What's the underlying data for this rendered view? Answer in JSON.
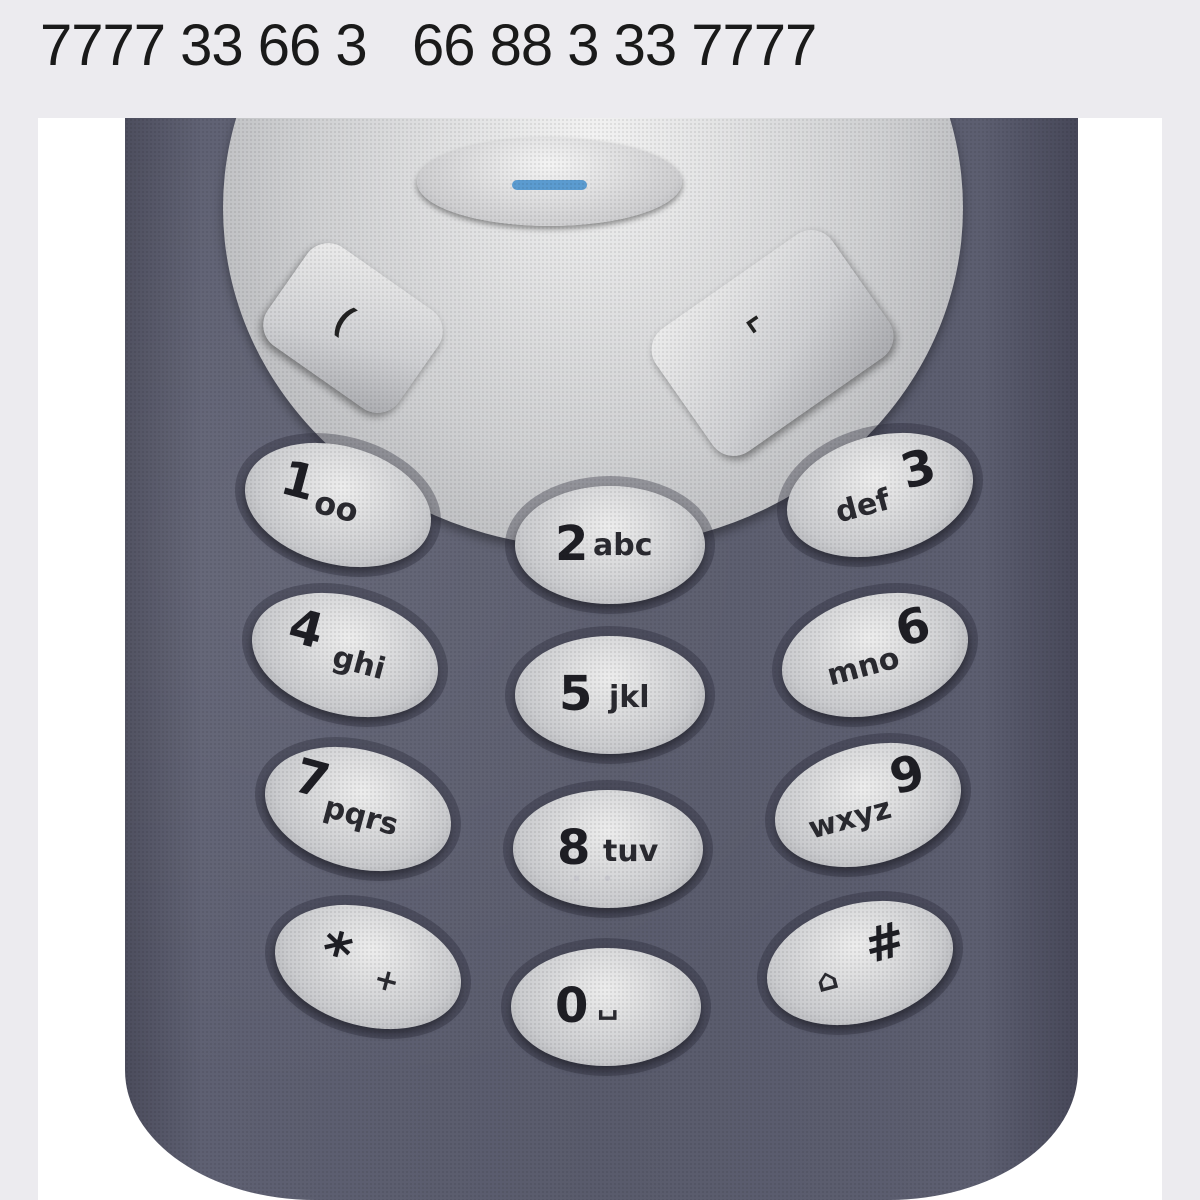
{
  "caption": "7777 33 66 3   66 88 3 33 7777",
  "phone": {
    "keys": [
      {
        "num": "1",
        "letters": "σο"
      },
      {
        "num": "2",
        "letters": "abc"
      },
      {
        "num": "3",
        "letters": "def"
      },
      {
        "num": "4",
        "letters": "ghi"
      },
      {
        "num": "5",
        "letters": "jkl"
      },
      {
        "num": "6",
        "letters": "mno"
      },
      {
        "num": "7",
        "letters": "pqrs"
      },
      {
        "num": "8",
        "letters": "tuv"
      },
      {
        "num": "9",
        "letters": "wxyz"
      },
      {
        "num": "*",
        "letters": "+"
      },
      {
        "num": "0",
        "letters": "␣"
      },
      {
        "num": "#",
        "letters": "⌂"
      }
    ],
    "soft_left_icon": "(",
    "soft_right_icon": "⌐",
    "accent_color": "#5b9bd0",
    "body_color": "#595b6c"
  }
}
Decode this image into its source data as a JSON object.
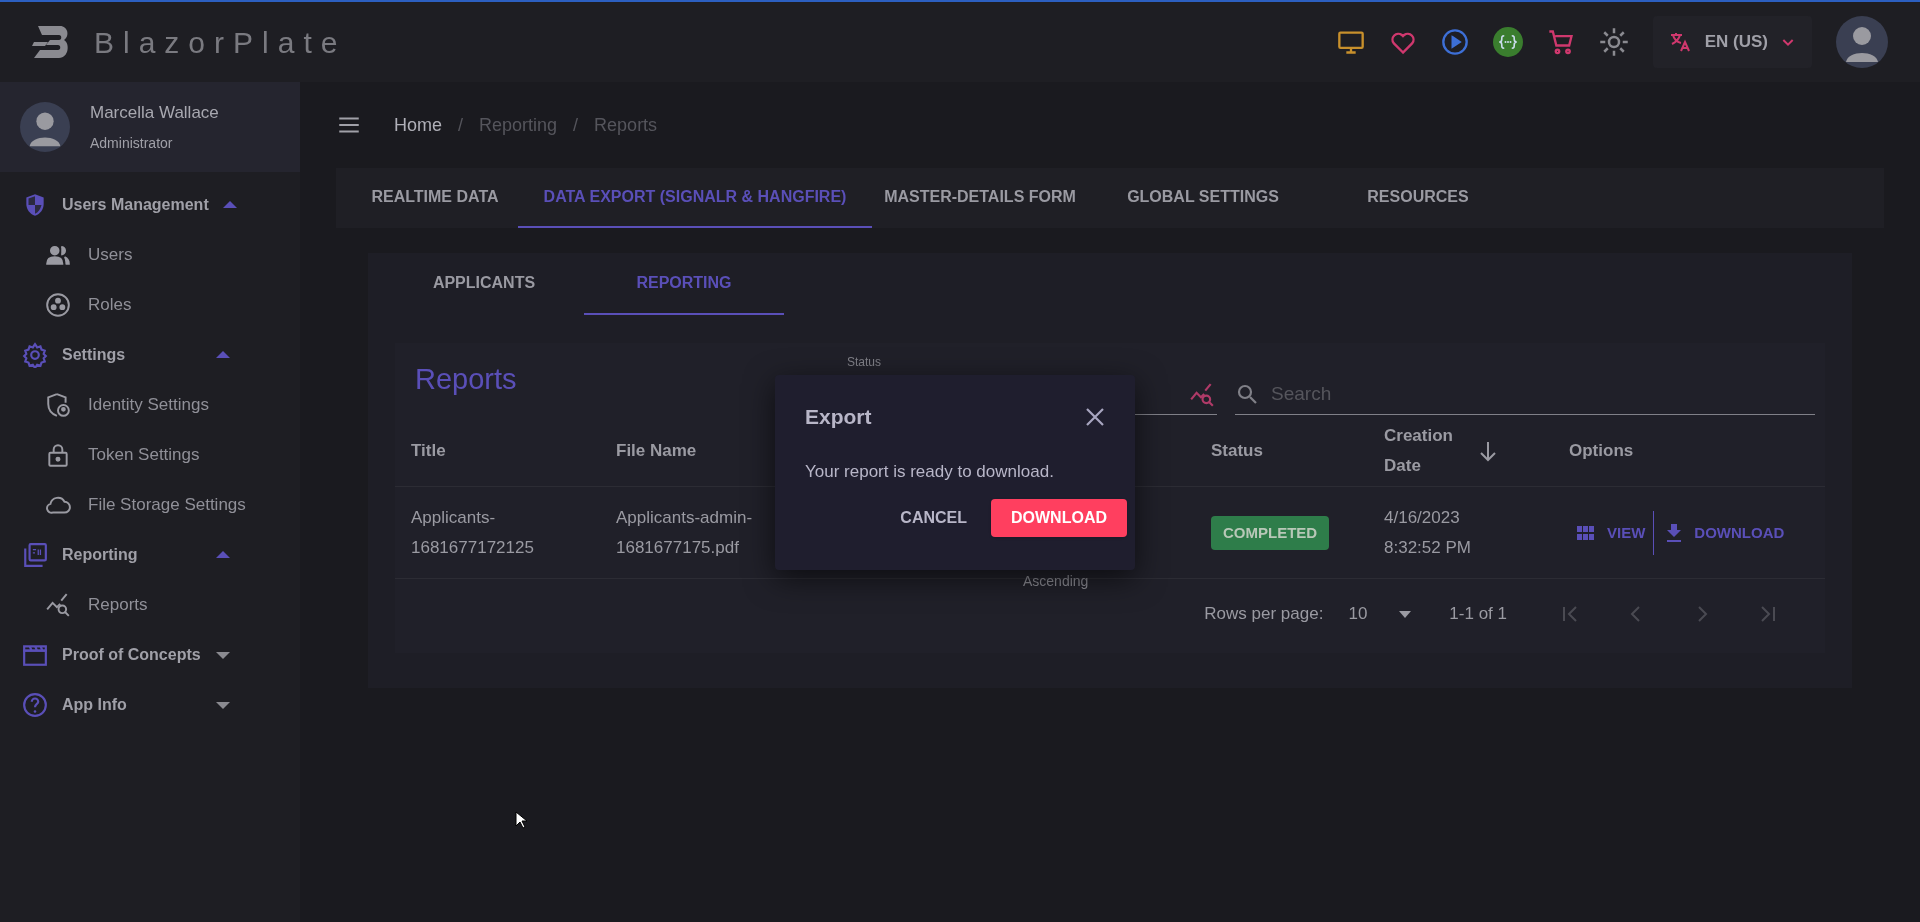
{
  "app": {
    "logo_text": "BlazorPlate",
    "language": "EN (US)"
  },
  "user": {
    "name": "Marcella Wallace",
    "role": "Administrator"
  },
  "nav": [
    {
      "label": "Users Management",
      "expanded": true,
      "children": [
        {
          "label": "Users"
        },
        {
          "label": "Roles"
        }
      ]
    },
    {
      "label": "Settings",
      "expanded": true,
      "children": [
        {
          "label": "Identity Settings"
        },
        {
          "label": "Token Settings"
        },
        {
          "label": "File Storage Settings"
        }
      ]
    },
    {
      "label": "Reporting",
      "expanded": true,
      "children": [
        {
          "label": "Reports"
        }
      ]
    },
    {
      "label": "Proof of Concepts",
      "expanded": false
    },
    {
      "label": "App Info",
      "expanded": false
    }
  ],
  "breadcrumb_separator": "/",
  "breadcrumb": [
    {
      "label": "Home",
      "disabled": false
    },
    {
      "label": "Reporting",
      "disabled": true
    },
    {
      "label": "Reports",
      "disabled": true
    }
  ],
  "tabs": [
    {
      "label": "REALTIME DATA",
      "selected": false
    },
    {
      "label": "DATA EXPORT (SIGNALR & HANGFIRE)",
      "selected": true
    },
    {
      "label": "MASTER-DETAILS FORM",
      "selected": false
    },
    {
      "label": "GLOBAL SETTINGS",
      "selected": false
    },
    {
      "label": "RESOURCES",
      "selected": false
    }
  ],
  "subtabs": [
    {
      "label": "APPLICANTS",
      "selected": false
    },
    {
      "label": "REPORTING",
      "selected": true
    }
  ],
  "reports": {
    "title": "Reports",
    "status_filter": {
      "label": "Status"
    },
    "search": {
      "placeholder": "Search"
    },
    "columns": [
      "Title",
      "File Name",
      "Status",
      "Creation Date",
      "Options"
    ],
    "rows": [
      {
        "title": "Applicants-1681677172125",
        "file_name": "Applicants-admin-1681677175.pdf",
        "status": "COMPLETED",
        "creation_date": "4/16/2023 8:32:52 PM",
        "actions": [
          "VIEW",
          "DOWNLOAD"
        ]
      }
    ],
    "tooltip": "Ascending",
    "pagination": {
      "rows_per_page_label": "Rows per page:",
      "rows_per_page": "10",
      "range": "1-1 of 1"
    }
  },
  "dialog": {
    "title": "Export",
    "message": "Your report is ready to download.",
    "buttons": [
      {
        "kind": "text",
        "label": "CANCEL"
      },
      {
        "kind": "primary",
        "label": "DOWNLOAD"
      }
    ]
  }
}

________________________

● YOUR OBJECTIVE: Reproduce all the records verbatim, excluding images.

● TASK ANSWER:
What's the underlying data for this rendered view? Answer in JSON.
{
  "caption": "7777 33 66 3   66 88 3 33 7777",
  "phone": {
    "keys": [
      {
        "num": "1",
        "letters": "σο"
      },
      {
        "num": "2",
        "letters": "abc"
      },
      {
        "num": "3",
        "letters": "def"
      },
      {
        "num": "4",
        "letters": "ghi"
      },
      {
        "num": "5",
        "letters": "jkl"
      },
      {
        "num": "6",
        "letters": "mno"
      },
      {
        "num": "7",
        "letters": "pqrs"
      },
      {
        "num": "8",
        "letters": "tuv"
      },
      {
        "num": "9",
        "letters": "wxyz"
      },
      {
        "num": "*",
        "letters": "+"
      },
      {
        "num": "0",
        "letters": "␣"
      },
      {
        "num": "#",
        "letters": "⌂"
      }
    ],
    "soft_left_icon": "(",
    "soft_right_icon": "⌐",
    "accent_color": "#5b9bd0",
    "body_color": "#595b6c"
  }
}
Decode this image into its source data as a JSON object.
{
  "app": {
    "logo_text": "BlazorPlate",
    "language": "EN (US)"
  },
  "user": {
    "name": "Marcella Wallace",
    "role": "Administrator"
  },
  "nav": [
    {
      "label": "Users Management",
      "expanded": true,
      "children": [
        {
          "label": "Users"
        },
        {
          "label": "Roles"
        }
      ]
    },
    {
      "label": "Settings",
      "expanded": true,
      "children": [
        {
          "label": "Identity Settings"
        },
        {
          "label": "Token Settings"
        },
        {
          "label": "File Storage Settings"
        }
      ]
    },
    {
      "label": "Reporting",
      "expanded": true,
      "children": [
        {
          "label": "Reports"
        }
      ]
    },
    {
      "label": "Proof of Concepts",
      "expanded": false
    },
    {
      "label": "App Info",
      "expanded": false
    }
  ],
  "breadcrumb_separator": "/",
  "breadcrumb": [
    {
      "label": "Home",
      "disabled": false
    },
    {
      "label": "Reporting",
      "disabled": true
    },
    {
      "label": "Reports",
      "disabled": true
    }
  ],
  "tabs": [
    {
      "label": "REALTIME DATA",
      "selected": false
    },
    {
      "label": "DATA EXPORT (SIGNALR & HANGFIRE)",
      "selected": true
    },
    {
      "label": "MASTER-DETAILS FORM",
      "selected": false
    },
    {
      "label": "GLOBAL SETTINGS",
      "selected": false
    },
    {
      "label": "RESOURCES",
      "selected": false
    }
  ],
  "subtabs": [
    {
      "label": "APPLICANTS",
      "selected": false
    },
    {
      "label": "REPORTING",
      "selected": true
    }
  ],
  "reports": {
    "title": "Reports",
    "status_filter": {
      "label": "Status"
    },
    "search": {
      "placeholder": "Search"
    },
    "columns": [
      "Title",
      "File Name",
      "Status",
      "Creation Date",
      "Options"
    ],
    "rows": [
      {
        "title": "Applicants-1681677172125",
        "file_name": "Applicants-admin-1681677175.pdf",
        "status": "COMPLETED",
        "creation_date": "4/16/2023 8:32:52 PM",
        "actions": [
          "VIEW",
          "DOWNLOAD"
        ]
      }
    ],
    "tooltip": "Ascending",
    "pagination": {
      "rows_per_page_label": "Rows per page:",
      "rows_per_page": "10",
      "range": "1-1 of 1"
    }
  },
  "dialog": {
    "title": "Export",
    "message": "Your report is ready to download.",
    "buttons": [
      {
        "kind": "text",
        "label": "CANCEL"
      },
      {
        "kind": "primary",
        "label": "DOWNLOAD"
      }
    ]
  }
}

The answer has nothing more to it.